• Facebook
  • Twitter
  • RSS
48°
Friday December 26, 2014
View complete forecast
News-Sentinel.com Your Town. Your Voice.
Local Business Search
Stock Summary
Dow18092.3762.16
Nasdaq4814.2540.78
S&P 5002091.699.81
AEP61.950.64
Comcast58.330.26
GE25.8101-0.0199
ITT Exelis17.830.01
LNC58.680.1
Navistar33.71-0.1
Raytheon110.710.24
SDI19.37-0.025
Verizon47.900.23

Letter to the editor: Teaching careers need to be made attractive

Monday, June 2, 2014 - 12:01 am

How many times have you heard about the favorite teacher who greatly influenced a life? How many times have you heard about the teacher who motivated his or her students to the point where they actually enjoyed coming to class?

I submit and as a past school board member, know, that in addition to knowing the subject well, that teacher also knows how to punch the students’ buttons. That teacher has been taught how to handle the class, how to gain the pupils’ attention and how to have them develop a love for learning.

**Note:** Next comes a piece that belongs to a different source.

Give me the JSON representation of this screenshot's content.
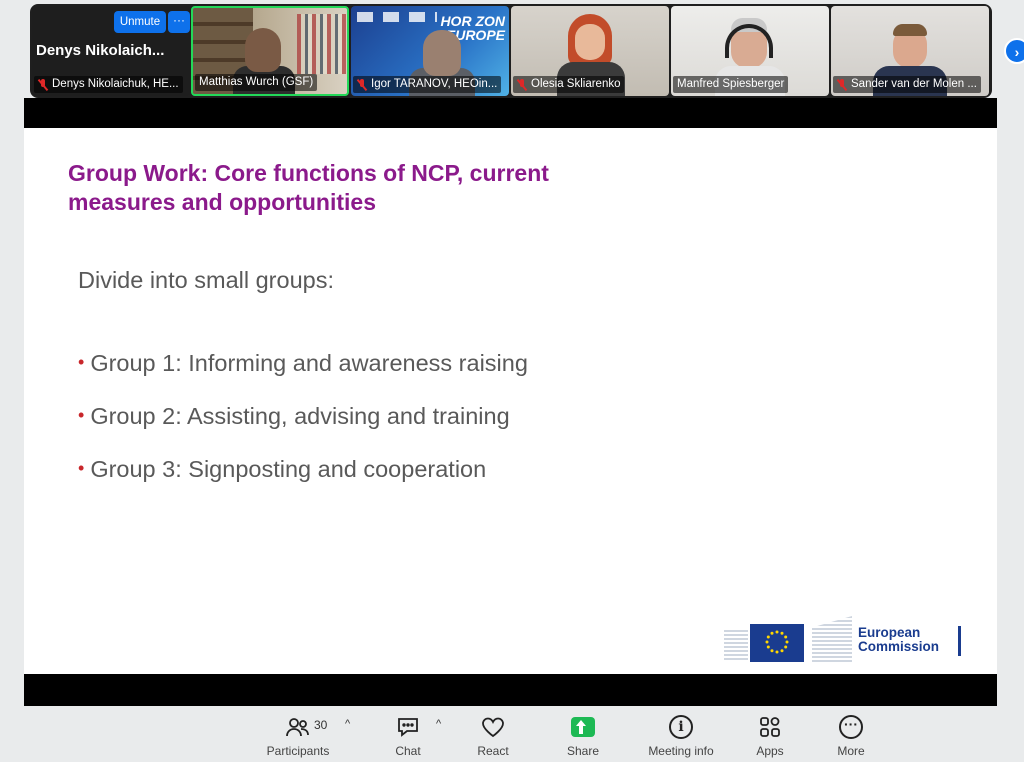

That teacher is so valuable that she or he is asked to share the secrets and teach other teachers.

So it concerns me when political appointees override the elected state superintendent and move to allow product experts (also presumed political appointees) to obtain teaching licenses with a minimum of teacher training. Presumably the thinking is that if one has a college degree and is knowledgeable in a given area, one is able to teach. It’s possible that such a person may not be able to handle their own children.

There is no doubt there is always room for teacher improvement, but many top high school students are not choosing the field of education for their careers. And why should they? The average FWCS pay is just 51 percent above the poverty level for a family of four. After an advanced degree and many years in the system, a teacher might earn as much as $63,615, far less than the levels of other professionals and dozens of other fields that do not come close in terms of criticality.

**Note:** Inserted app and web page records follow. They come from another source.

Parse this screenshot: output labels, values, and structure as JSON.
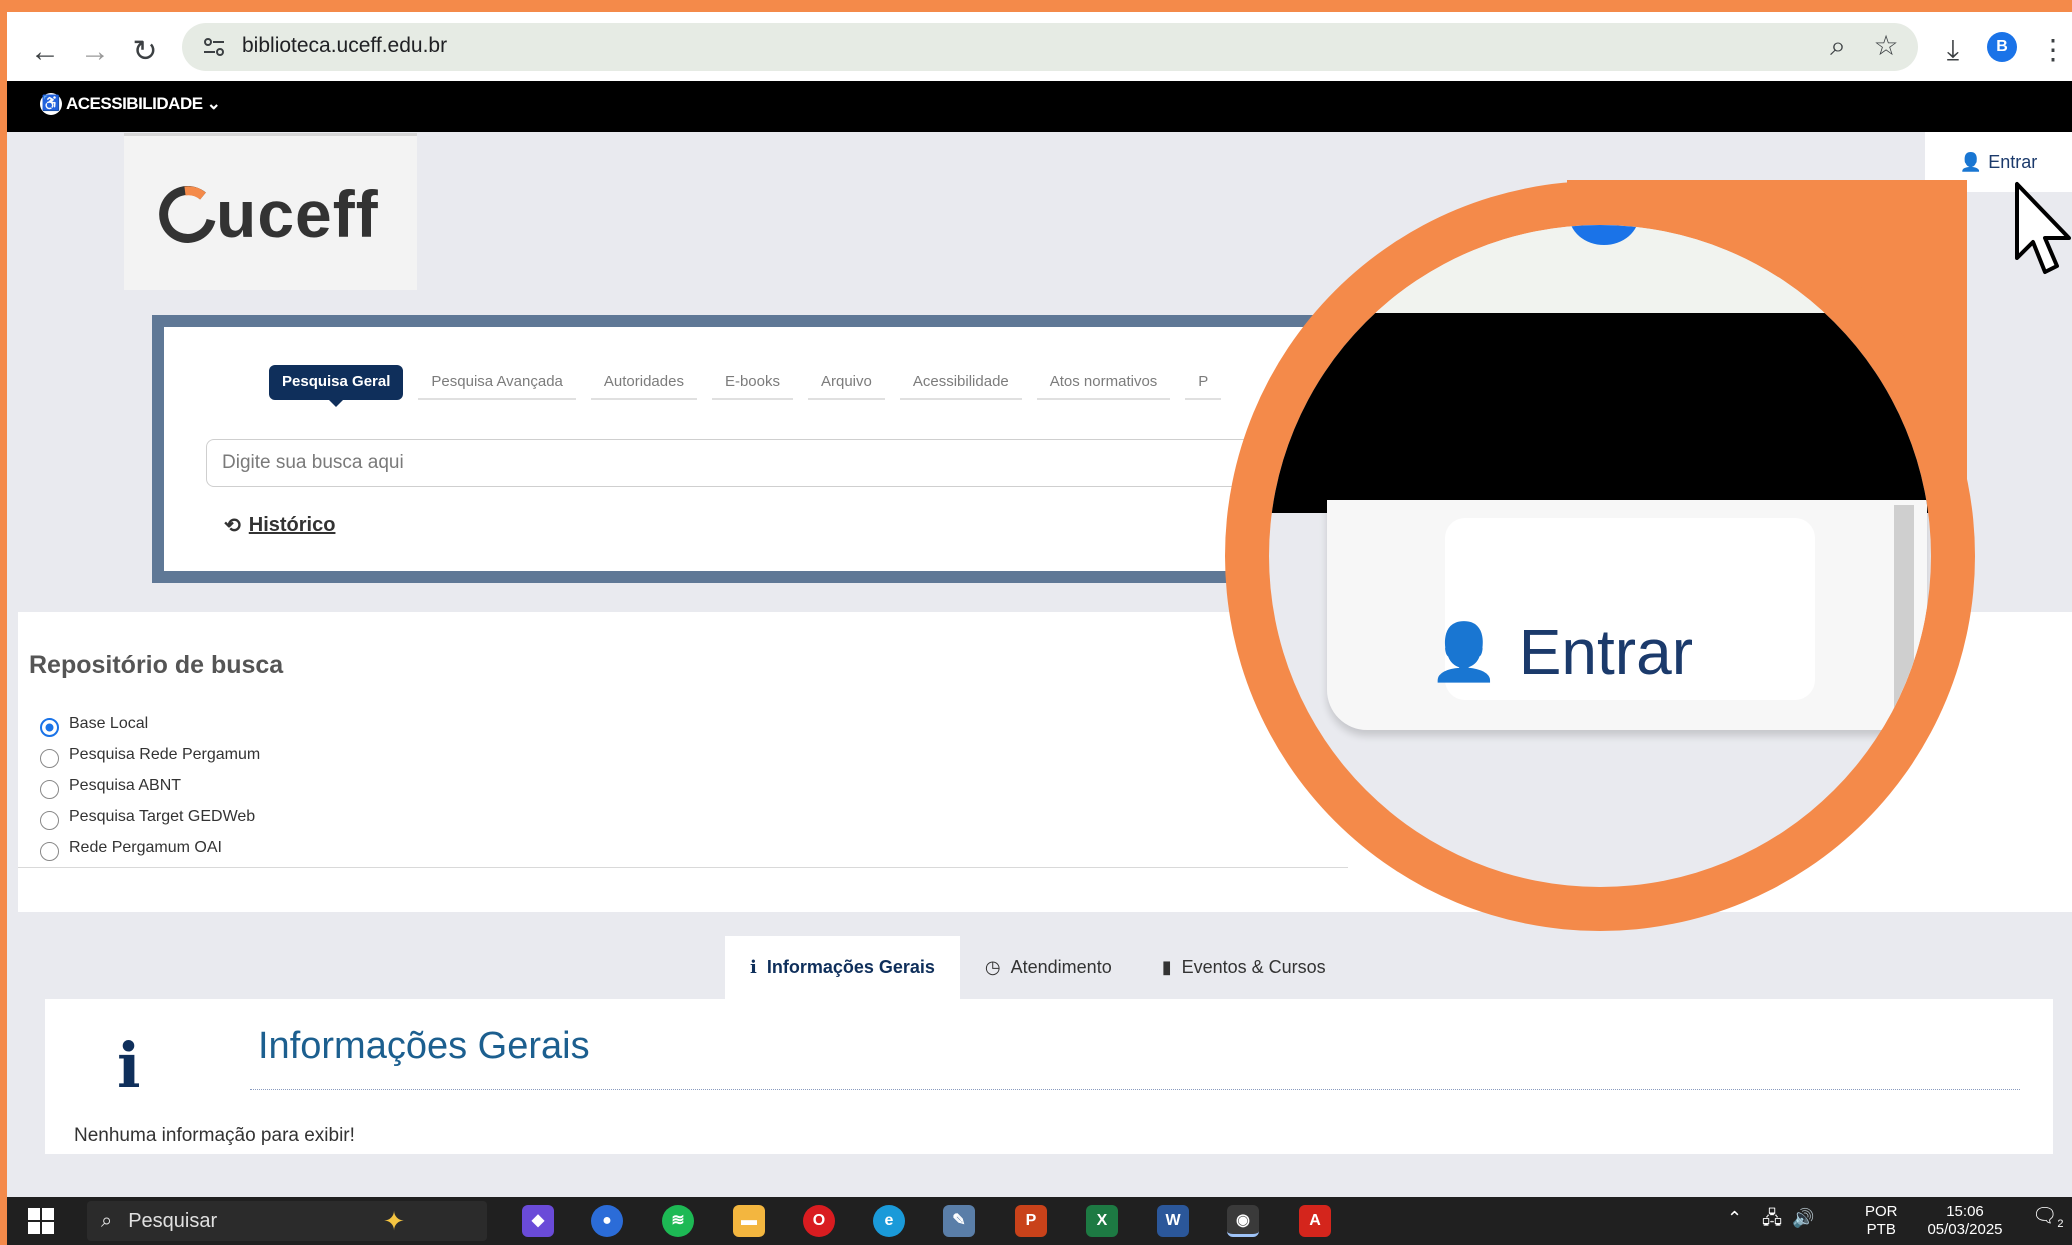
{
  "browser": {
    "url": "biblioteca.uceff.edu.br",
    "profile_initial": "B"
  },
  "accessibility": {
    "label": "ACESSIBILIDADE"
  },
  "login": {
    "label": "Entrar"
  },
  "logo": {
    "text": "uceff"
  },
  "search": {
    "tabs": [
      "Pesquisa Geral",
      "Pesquisa Avançada",
      "Autoridades",
      "E-books",
      "Arquivo",
      "Acessibilidade",
      "Atos normativos",
      "P"
    ],
    "placeholder": "Digite sua busca aqui",
    "history_label": "Histórico"
  },
  "repository": {
    "title": "Repositório de busca",
    "options": [
      "Base Local",
      "Pesquisa Rede Pergamum",
      "Pesquisa ABNT",
      "Pesquisa Target GEDWeb",
      "Rede Pergamum OAI"
    ],
    "selected": "Base Local"
  },
  "info": {
    "tabs": [
      "Informações Gerais",
      "Atendimento",
      "Eventos & Cursos"
    ],
    "title": "Informações Gerais",
    "empty_message": "Nenhuma informação para exibir!"
  },
  "magnifier": {
    "label": "Entrar"
  },
  "taskbar": {
    "search_label": "Pesquisar",
    "lang_top": "POR",
    "lang_bottom": "PTB",
    "time": "15:06",
    "date": "05/03/2025",
    "notif_count": "2"
  },
  "colors": {
    "accent": "#f48a4a",
    "navy": "#0f2f5b",
    "panel_border": "#5f7896"
  }
}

Besides the weak income prospects, respect and social stature for teachers have been replaced with verbal and sometimes physical abuse or general apathy. Appreciation for the job is uncommon. Financial support of improved working environment is frequently resisted.

So if we are looking for more good teachers, it’s not going to be found in neophyte successful corporate executives. We have to make teaching as attractive a career as it was 50-60 years ago. We have to recognize how terribly important the job is and react accordingly.

Leonard M. Goldstein